Sidetrack sample p1-9
Can I use the original object and combine the prints?
The first attempt, top right, I didn’t think about where I’d put the paint on the stamp. Quite a lively, interesting result. I like the unintended inclusion of the second underprint (the one to the left). It all seems to work together.
Lower down is the second overprint. I thought much more about placement, and the underprinting was my favourite. I find the result a little dull. Too predictable?
I now have a rather grubby stamp and two other pieces – one faintly pink, the other faintly yellow.
Sidetrack sample p1-10 I want to try some inclusions, and make a lacey, fluttery shape.
A rather amusing interlude later, and I have a flower-like shape firmly attached to some pvc pipe, and little bits of colourful foil all over my work area.
The inclusions work quite nicely (although the leftovers are going into a secure bin as soon as I can track them down).
I was trying to mould around the pipe and it was a nasty shock when it wouldn’t come loose. Still, this is very useful information. The molten pellets bond very firmly to pvc.
Backlit looks good, and there is a clear sense of layers in the inclusions. I think this has a lot of promise – always being careful of the application (no hot water anywhere, and probably not any heat).
Sidetrack sample p1-11. Can I colour the polymorph plastic using disperse dyes?
I ironed the back of the relatively flat embossed piece with a paper of disperse dye – between baking paper to protect iron and surface.
It looked great when still warm. Above it is still on the paper and the view is actually through the warm plastic to the back.

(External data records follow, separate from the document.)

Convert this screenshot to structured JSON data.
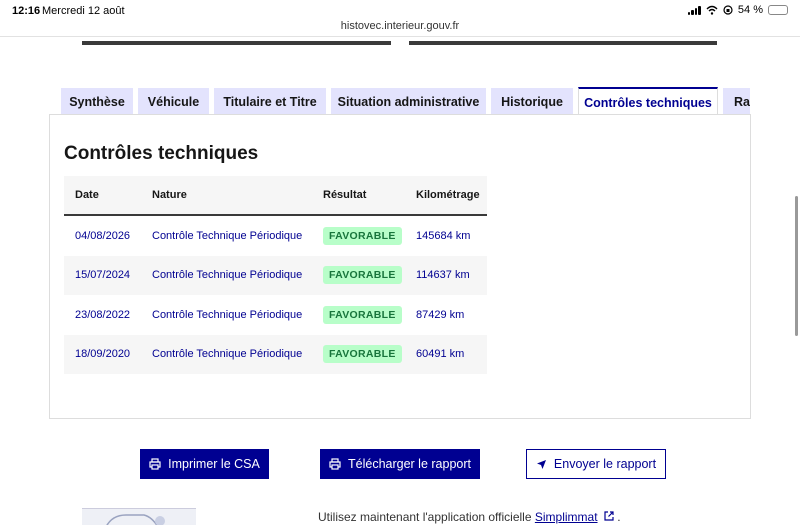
{
  "status_bar": {
    "time": "12:16",
    "date": "Mercredi 12 août",
    "battery": "54 %"
  },
  "browser": {
    "url": "histovec.interieur.gouv.fr"
  },
  "tabs": [
    {
      "label": "Synthèse",
      "active": false
    },
    {
      "label": "Véhicule",
      "active": false
    },
    {
      "label": "Titulaire et Titre",
      "active": false
    },
    {
      "label": "Situation administrative",
      "active": false
    },
    {
      "label": "Historique",
      "active": false
    },
    {
      "label": "Contrôles techniques",
      "active": true
    },
    {
      "label": "Rap",
      "active": false
    }
  ],
  "panel": {
    "title": "Contrôles techniques",
    "table": {
      "headers": [
        "Date",
        "Nature",
        "Résultat",
        "Kilométrage"
      ],
      "rows": [
        {
          "date": "04/08/2026",
          "nature": "Contrôle Technique Périodique",
          "result": "FAVORABLE",
          "km": "145684 km"
        },
        {
          "date": "15/07/2024",
          "nature": "Contrôle Technique Périodique",
          "result": "FAVORABLE",
          "km": "114637 km"
        },
        {
          "date": "23/08/2022",
          "nature": "Contrôle Technique Périodique",
          "result": "FAVORABLE",
          "km": "87429 km"
        },
        {
          "date": "18/09/2020",
          "nature": "Contrôle Technique Périodique",
          "result": "FAVORABLE",
          "km": "60491 km"
        }
      ]
    }
  },
  "actions": {
    "print_csa": "Imprimer le CSA",
    "download_report": "Télécharger le rapport",
    "send_report": "Envoyer le rapport"
  },
  "footer": {
    "text": "Utilisez maintenant l'application officielle",
    "link": "Simplimmat",
    "suffix": "."
  },
  "colors": {
    "primary": "#000091",
    "tab_bg": "#e3e3fd",
    "badge_bg": "#b8fec9",
    "badge_text": "#18753c"
  }
}
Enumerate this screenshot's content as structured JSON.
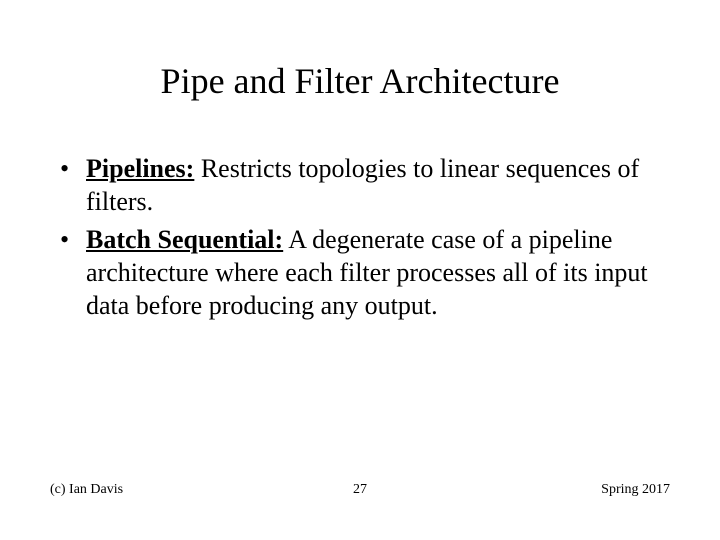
{
  "title": "Pipe and Filter Architecture",
  "bullets": [
    {
      "term": "Pipelines:",
      "text": "  Restricts topologies to linear sequences of filters."
    },
    {
      "term": "Batch Sequential:",
      "text": " A degenerate case of a pipeline architecture where each filter processes all of its input data before producing any output."
    }
  ],
  "footer": {
    "left": "(c) Ian Davis",
    "center": "27",
    "right": "Spring 2017"
  }
}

Once cool the paper was removed with just a little patience. The baking paper hadn’t stuck at all when ironing.
A little colour floated away in hot water, but most stayed.
Strong colour remained in the moulded, cooled plastic!
The backlit view shows striations where the colour isn’t completely mixed through. Rather a nice flower petal effect.
Sidetrack sample p1-12. Will adding another colour lead to colour mixing?
It’s hard to judge what’s happening with colour when the plastic is still warm and transparent.
Patience failed, and some disperse dye paper was left stuck to the plastic.
It was easy to rub off the paper in cold water.
I had softened and partly flattened the plastic before ironing with the dye, but the surface was still rough and uptake of colour uneven.
Part-mixed the plastic shows a lot of colour variation. Of particular interest are some thicker edge parts which remained pink and didn’t soften a lot when remelting. This suggests all sorts of possibilities for colour variation.
The final, cooled result was a rich purple – the mix of the pink and dark blue dyes added.
Being able to add strong colour like this really opens the polymorph to all sorts of applications, especially with the ease and flexibility of mixing colours.
Sidetrack sample p1-13. I decided to return to earlier crumpling experiments with ribs – see for example sample p1-13 (30-March-2015). Very happy with the result.
Unfortunately this session was cut short. Some ideas to continue with next time :
* Adding powdered colour. Not my dyes – bad / hazardous to use in powdered form. Other pigments.
* inclusions – How far can you go? What happens as it loses cohesion or structural integrity?
* Apply heat in other ways than immersion in hot water? Can one work more precisely?
* Tendency to catch to itself – avoid by wide / flat container
* adherence to other plastics -especially ABS filament?
* Can I write with 3D pen on to /from it?
* how would it react to scraps of filament included in it?
* would a stainless steel bar work better than a wooden rolling pin?
* can one cut/ pierce the hardened plastic – hot needle; awl; various knives?
* if it adheres to carrier plastic, can I smear it on to use as shaping support?
* I wanted to get lacey effects, but it pulls more like toffee. Accept this and go for gothic? Fight it -say use tools (awl?) while moulding?